Here and there a few translations appear awkward or, perhaps, misleading. At 18.66 “during all my time” for ἐκ παντὸς τοῦ χρόνου is both awkward and misleading; Demosthenes is simply referring to “all prior time” (cf. Yunis’ translation of the same phrase at 18.26 as “all along” and “since the beginning of time” at 18.203). The same is true of “during my lifetime” at 19.64 for ἐφ’ ἡμῶν; he would always want to say “us” and “our” in such passages. At 18.129, Yunis describes Aiskhines’ father “as slave to Elpias, the schoolteacher in the temple of Theseus”; for πρός we should say “near” or “around.” “Best” at 18.195 for οὐκ ἄξιον is a reversed and flippant version of what is a most somber, wishfully apotropaic avoidance of speaking of a far worse fate that the city could have faced. At 19.197 that poor Olynthian woman is persuaded to “eat a bit of dessert” for τρώγειν; if this seems most inventive, the invention is to be credited to Liddell and Scott. “Have a bit to eat” or “something to eat” would perhaps be better. In 19.325 (“. . . the walls of your Phocian allies were torn down. The Thebans did the tearing down, though Aeschines had dispersed them in his speech”) the “them” appears to refer to the walls of the Phokians but refers, in fact, to the people of Thebes.
There are a few places that appear to be more than awkward.
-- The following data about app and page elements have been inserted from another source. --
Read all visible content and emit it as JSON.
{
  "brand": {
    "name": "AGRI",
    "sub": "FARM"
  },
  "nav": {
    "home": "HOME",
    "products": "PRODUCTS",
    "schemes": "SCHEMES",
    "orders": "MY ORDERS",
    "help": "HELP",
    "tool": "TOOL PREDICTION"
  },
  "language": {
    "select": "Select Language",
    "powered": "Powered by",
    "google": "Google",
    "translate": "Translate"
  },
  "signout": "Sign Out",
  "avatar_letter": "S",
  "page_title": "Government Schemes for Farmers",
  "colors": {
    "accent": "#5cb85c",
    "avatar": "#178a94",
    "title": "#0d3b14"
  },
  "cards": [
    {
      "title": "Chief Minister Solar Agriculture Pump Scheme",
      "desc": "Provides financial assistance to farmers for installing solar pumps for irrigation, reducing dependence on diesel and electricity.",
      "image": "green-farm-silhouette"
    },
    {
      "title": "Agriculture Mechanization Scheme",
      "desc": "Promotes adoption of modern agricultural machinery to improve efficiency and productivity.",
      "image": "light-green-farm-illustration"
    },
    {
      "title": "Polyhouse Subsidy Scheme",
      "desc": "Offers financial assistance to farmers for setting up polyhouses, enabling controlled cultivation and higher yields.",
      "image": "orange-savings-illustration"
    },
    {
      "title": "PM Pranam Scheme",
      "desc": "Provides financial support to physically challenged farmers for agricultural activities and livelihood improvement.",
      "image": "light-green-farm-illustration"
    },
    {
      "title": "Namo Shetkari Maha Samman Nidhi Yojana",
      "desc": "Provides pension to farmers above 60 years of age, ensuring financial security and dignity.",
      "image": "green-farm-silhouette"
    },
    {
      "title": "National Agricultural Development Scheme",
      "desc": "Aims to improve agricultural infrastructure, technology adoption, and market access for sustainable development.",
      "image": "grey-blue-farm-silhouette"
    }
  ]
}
For instance, at 18.201, the aorists in a mixed contrary to fact should be translated as pluperfects in English: “if events had turned out as they have, and Philip had been elected leader and master of all.” At 19.41 Yunis keeps Demosthenes’ quote from a letter of Philip as a direct quote but shifts it into past tense, thereby defeating Demosthenes’ effort at vividness. At 19.66 the presence of “done” seems in error when Demosthenes is speaking of the Phokians who “should, because of these men, meet the opposite fate and be allowed to suffer what no other Greeks have done“: “have done” should be “have” or “have suffered,” and the perfects, τετυχηκέναι and περιῶφθαι should be “have met” and “have been allowed.” At 19.81 Demosthenes speaks of Philip’s “mercenaries,” ξένοι, not “Philip’s soldiers.” At 19.265, “ignored them” is the opposite of what ἀποβλέπω means. At 19.288 the periphrastic perfect καταστήσασα ἔχει should be “have humiliated” not “humiliated,” and in the next sentence “what your decisions would be” for τί παρ’ ὑμῖν ἐψήφισται should be “what had been decided among you.”
This closing list of quibbles should not dim my opening praise of these new translations: I have heard Demosthenes more clearly in these translations than elsewhere. The production standards are very high. I have failed to find a single typographical error, and the print is crisp and clear on good paper. The stitched, signature-bound hardbacks in this series are so well produced and so modestly priced that I recommend the hardback version of this new volume for those who want to get many good years out of this excellent new translation.